* _About this exercise_:
Each record must be written out again exactly. Skip any picture it contains.

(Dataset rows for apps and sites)
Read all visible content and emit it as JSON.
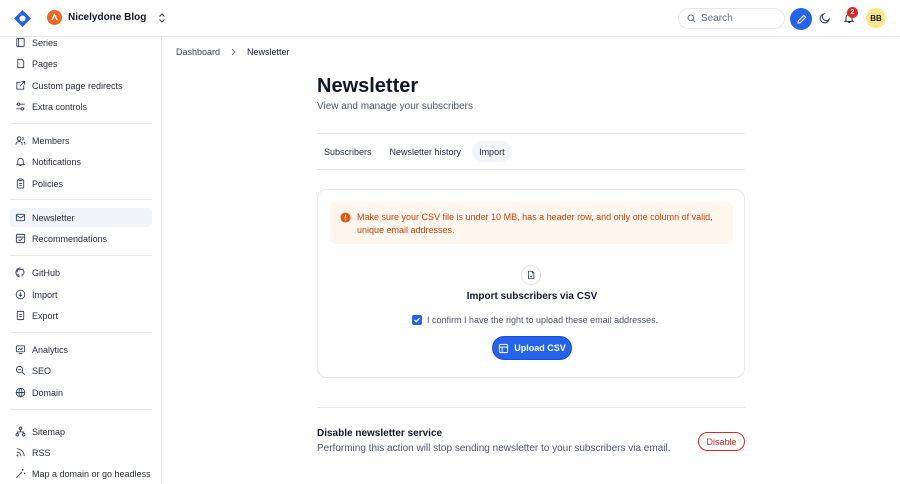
{
  "header": {
    "blog_name": "Nicelydone Blog",
    "search_placeholder": "Search",
    "notification_count": "2",
    "user_initials": "BB"
  },
  "sidebar": {
    "items": [
      {
        "label": "Series",
        "icon": "book-icon"
      },
      {
        "label": "Pages",
        "icon": "file-icon"
      },
      {
        "label": "Custom page redirects",
        "icon": "external-link-icon"
      },
      {
        "label": "Extra controls",
        "icon": "sliders-icon"
      },
      {
        "label": "Members",
        "icon": "users-icon"
      },
      {
        "label": "Notifications",
        "icon": "bell-icon"
      },
      {
        "label": "Policies",
        "icon": "clipboard-icon"
      },
      {
        "label": "Newsletter",
        "icon": "mail-icon",
        "active": true
      },
      {
        "label": "Recommendations",
        "icon": "recommend-icon"
      },
      {
        "label": "GitHub",
        "icon": "github-icon"
      },
      {
        "label": "Import",
        "icon": "import-icon"
      },
      {
        "label": "Export",
        "icon": "export-icon"
      },
      {
        "label": "Analytics",
        "icon": "chart-icon"
      },
      {
        "label": "SEO",
        "icon": "seo-icon"
      },
      {
        "label": "Domain",
        "icon": "globe-icon"
      },
      {
        "label": "Sitemap",
        "icon": "sitemap-icon"
      },
      {
        "label": "RSS",
        "icon": "rss-icon"
      },
      {
        "label": "Map a domain or go headless",
        "icon": "wand-icon"
      }
    ]
  },
  "breadcrumb": {
    "parent": "Dashboard",
    "current": "Newsletter"
  },
  "page": {
    "title": "Newsletter",
    "subtitle": "View and manage your subscribers"
  },
  "tabs": [
    {
      "label": "Subscribers"
    },
    {
      "label": "Newsletter history"
    },
    {
      "label": "Import",
      "active": true
    }
  ],
  "import_card": {
    "alert": "Make sure your CSV file is under 10 MB, has a header row, and only one column of valid, unique email addresses.",
    "title": "Import subscribers via CSV",
    "confirm_label": "I confirm I have the right to upload these email addresses.",
    "confirm_checked": true,
    "upload_label": "Upload CSV"
  },
  "disable_section": {
    "title": "Disable newsletter service",
    "text": "Performing this action will stop sending newsletter to your subscribers via email.",
    "button_label": "Disable"
  },
  "colors": {
    "accent": "#2563eb",
    "warning_bg": "#fff7ed",
    "warning_text": "#c2410c",
    "danger": "#dc2626",
    "brand": "#f26522"
  }
}
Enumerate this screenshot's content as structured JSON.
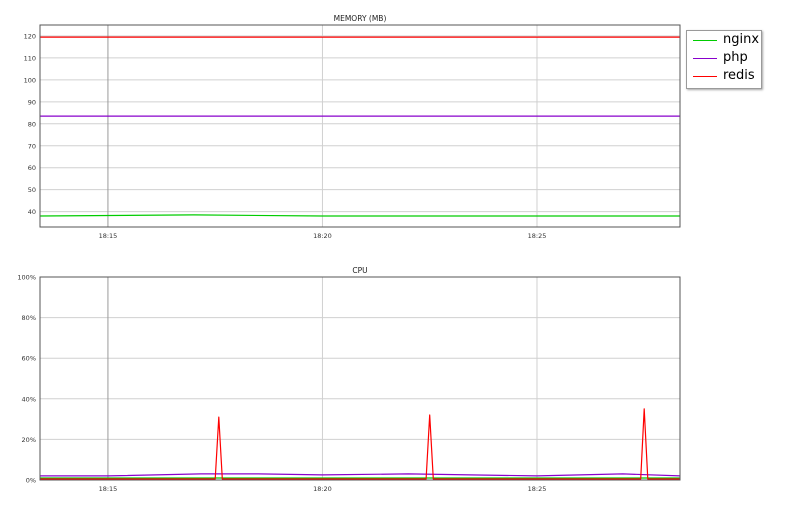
{
  "chart_data": [
    {
      "type": "line",
      "title": "MEMORY (MB)",
      "xlabel": "",
      "ylabel": "",
      "x_range": [
        "18:13:25",
        "18:28:20"
      ],
      "x_ticks": [
        "18:15",
        "18:20",
        "18:25"
      ],
      "ylim": [
        33,
        125
      ],
      "y_ticks": [
        "40",
        "50",
        "60",
        "70",
        "80",
        "90",
        "100",
        "110",
        "120"
      ],
      "grid": true,
      "series": [
        {
          "name": "nginx",
          "color": "#00cc00",
          "x": [
            "18:13:25",
            "18:17:00",
            "18:20:00",
            "18:25:00",
            "18:28:20"
          ],
          "y": [
            38,
            38.5,
            38,
            38,
            38
          ]
        },
        {
          "name": "php",
          "color": "#8800cc",
          "x": [
            "18:13:25",
            "18:20:00",
            "18:28:20"
          ],
          "y": [
            83.5,
            83.5,
            83.5
          ]
        },
        {
          "name": "redis",
          "color": "#ff0000",
          "x": [
            "18:13:25",
            "18:20:00",
            "18:28:20"
          ],
          "y": [
            119.5,
            119.5,
            119.5
          ]
        }
      ]
    },
    {
      "type": "line",
      "title": "CPU",
      "xlabel": "",
      "ylabel": "",
      "x_range": [
        "18:13:25",
        "18:28:20"
      ],
      "x_ticks": [
        "18:15",
        "18:20",
        "18:25"
      ],
      "ylim": [
        0,
        100
      ],
      "y_ticks": [
        "0%",
        "20%",
        "40%",
        "60%",
        "80%",
        "100%"
      ],
      "grid": true,
      "series": [
        {
          "name": "nginx",
          "color": "#00cc00",
          "x": [
            "18:13:25",
            "18:28:20"
          ],
          "y": [
            1,
            1
          ]
        },
        {
          "name": "php",
          "color": "#8800cc",
          "x": [
            "18:13:25",
            "18:15:00",
            "18:17:10",
            "18:18:30",
            "18:20:00",
            "18:22:00",
            "18:25:00",
            "18:27:00",
            "18:28:20"
          ],
          "y": [
            2,
            2,
            3,
            3,
            2.5,
            3,
            2,
            3,
            2
          ]
        },
        {
          "name": "redis",
          "color": "#ff0000",
          "x": [
            "18:13:25",
            "18:17:30",
            "18:17:35",
            "18:17:40",
            "18:22:25",
            "18:22:30",
            "18:22:35",
            "18:27:25",
            "18:27:30",
            "18:27:35",
            "18:28:20"
          ],
          "y": [
            0.5,
            0.5,
            31,
            0.5,
            0.5,
            32,
            0.5,
            0.5,
            35,
            0.5,
            0.5
          ]
        }
      ]
    }
  ],
  "legend": {
    "placement": "top-right",
    "items": [
      {
        "label": "nginx",
        "color": "#00cc00"
      },
      {
        "label": "php",
        "color": "#8800cc"
      },
      {
        "label": "redis",
        "color": "#ff0000"
      }
    ]
  }
}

* _Problem solution_:
Read all visible content and emit it as JSON.
{
  "header": {
    "blog_name": "Nicelydone Blog",
    "search_placeholder": "Search",
    "notification_count": "2",
    "user_initials": "BB"
  },
  "sidebar": {
    "items": [
      {
        "label": "Series",
        "icon": "book-icon"
      },
      {
        "label": "Pages",
        "icon": "file-icon"
      },
      {
        "label": "Custom page redirects",
        "icon": "external-link-icon"
      },
      {
        "label": "Extra controls",
        "icon": "sliders-icon"
      },
      {
        "label": "Members",
        "icon": "users-icon"
      },
      {
        "label": "Notifications",
        "icon": "bell-icon"
      },
      {
        "label": "Policies",
        "icon": "clipboard-icon"
      },
      {
        "label": "Newsletter",
        "icon": "mail-icon",
        "active": true
      },
      {
        "label": "Recommendations",
        "icon": "recommend-icon"
      },
      {
        "label": "GitHub",
        "icon": "github-icon"
      },
      {
        "label": "Import",
        "icon": "import-icon"
      },
      {
        "label": "Export",
        "icon": "export-icon"
      },
      {
        "label": "Analytics",
        "icon": "chart-icon"
      },
      {
        "label": "SEO",
        "icon": "seo-icon"
      },
      {
        "label": "Domain",
        "icon": "globe-icon"
      },
      {
        "label": "Sitemap",
        "icon": "sitemap-icon"
      },
      {
        "label": "RSS",
        "icon": "rss-icon"
      },
      {
        "label": "Map a domain or go headless",
        "icon": "wand-icon"
      }
    ]
  },
  "breadcrumb": {
    "parent": "Dashboard",
    "current": "Newsletter"
  },
  "page": {
    "title": "Newsletter",
    "subtitle": "View and manage your subscribers"
  },
  "tabs": [
    {
      "label": "Subscribers"
    },
    {
      "label": "Newsletter history"
    },
    {
      "label": "Import",
      "active": true
    }
  ],
  "import_card": {
    "alert": "Make sure your CSV file is under 10 MB, has a header row, and only one column of valid, unique email addresses.",
    "title": "Import subscribers via CSV",
    "confirm_label": "I confirm I have the right to upload these email addresses.",
    "confirm_checked": true,
    "upload_label": "Upload CSV"
  },
  "disable_section": {
    "title": "Disable newsletter service",
    "text": "Performing this action will stop sending newsletter to your subscribers via email.",
    "button_label": "Disable"
  },
  "colors": {
    "accent": "#2563eb",
    "warning_bg": "#fff7ed",
    "warning_text": "#c2410c",
    "danger": "#dc2626",
    "brand": "#f26522"
  }
}
Enumerate this screenshot's content as structured JSON.
{
  "chart_data": [
    {
      "type": "line",
      "title": "MEMORY (MB)",
      "xlabel": "",
      "ylabel": "",
      "x_range": [
        "18:13:25",
        "18:28:20"
      ],
      "x_ticks": [
        "18:15",
        "18:20",
        "18:25"
      ],
      "ylim": [
        33,
        125
      ],
      "y_ticks": [
        "40",
        "50",
        "60",
        "70",
        "80",
        "90",
        "100",
        "110",
        "120"
      ],
      "grid": true,
      "series": [
        {
          "name": "nginx",
          "color": "#00cc00",
          "x": [
            "18:13:25",
            "18:17:00",
            "18:20:00",
            "18:25:00",
            "18:28:20"
          ],
          "y": [
            38,
            38.5,
            38,
            38,
            38
          ]
        },
        {
          "name": "php",
          "color": "#8800cc",
          "x": [
            "18:13:25",
            "18:20:00",
            "18:28:20"
          ],
          "y": [
            83.5,
            83.5,
            83.5
          ]
        },
        {
          "name": "redis",
          "color": "#ff0000",
          "x": [
            "18:13:25",
            "18:20:00",
            "18:28:20"
          ],
          "y": [
            119.5,
            119.5,
            119.5
          ]
        }
      ]
    },
    {
      "type": "line",
      "title": "CPU",
      "xlabel": "",
      "ylabel": "",
      "x_range": [
        "18:13:25",
        "18:28:20"
      ],
      "x_ticks": [
        "18:15",
        "18:20",
        "18:25"
      ],
      "ylim": [
        0,
        100
      ],
      "y_ticks": [
        "0%",
        "20%",
        "40%",
        "60%",
        "80%",
        "100%"
      ],
      "grid": true,
      "series": [
        {
          "name": "nginx",
          "color": "#00cc00",
          "x": [
            "18:13:25",
            "18:28:20"
          ],
          "y": [
            1,
            1
          ]
        },
        {
          "name": "php",
          "color": "#8800cc",
          "x": [
            "18:13:25",
            "18:15:00",
            "18:17:10",
            "18:18:30",
            "18:20:00",
            "18:22:00",
            "18:25:00",
            "18:27:00",
            "18:28:20"
          ],
          "y": [
            2,
            2,
            3,
            3,
            2.5,
            3,
            2,
            3,
            2
          ]
        },
        {
          "name": "redis",
          "color": "#ff0000",
          "x": [
            "18:13:25",
            "18:17:30",
            "18:17:35",
            "18:17:40",
            "18:22:25",
            "18:22:30",
            "18:22:35",
            "18:27:25",
            "18:27:30",
            "18:27:35",
            "18:28:20"
          ],
          "y": [
            0.5,
            0.5,
            31,
            0.5,
            0.5,
            32,
            0.5,
            0.5,
            35,
            0.5,
            0.5
          ]
        }
      ]
    }
  ],
  "legend": {
    "placement": "top-right",
    "items": [
      {
        "label": "nginx",
        "color": "#00cc00"
      },
      {
        "label": "php",
        "color": "#8800cc"
      },
      {
        "label": "redis",
        "color": "#ff0000"
      }
    ]
  }
}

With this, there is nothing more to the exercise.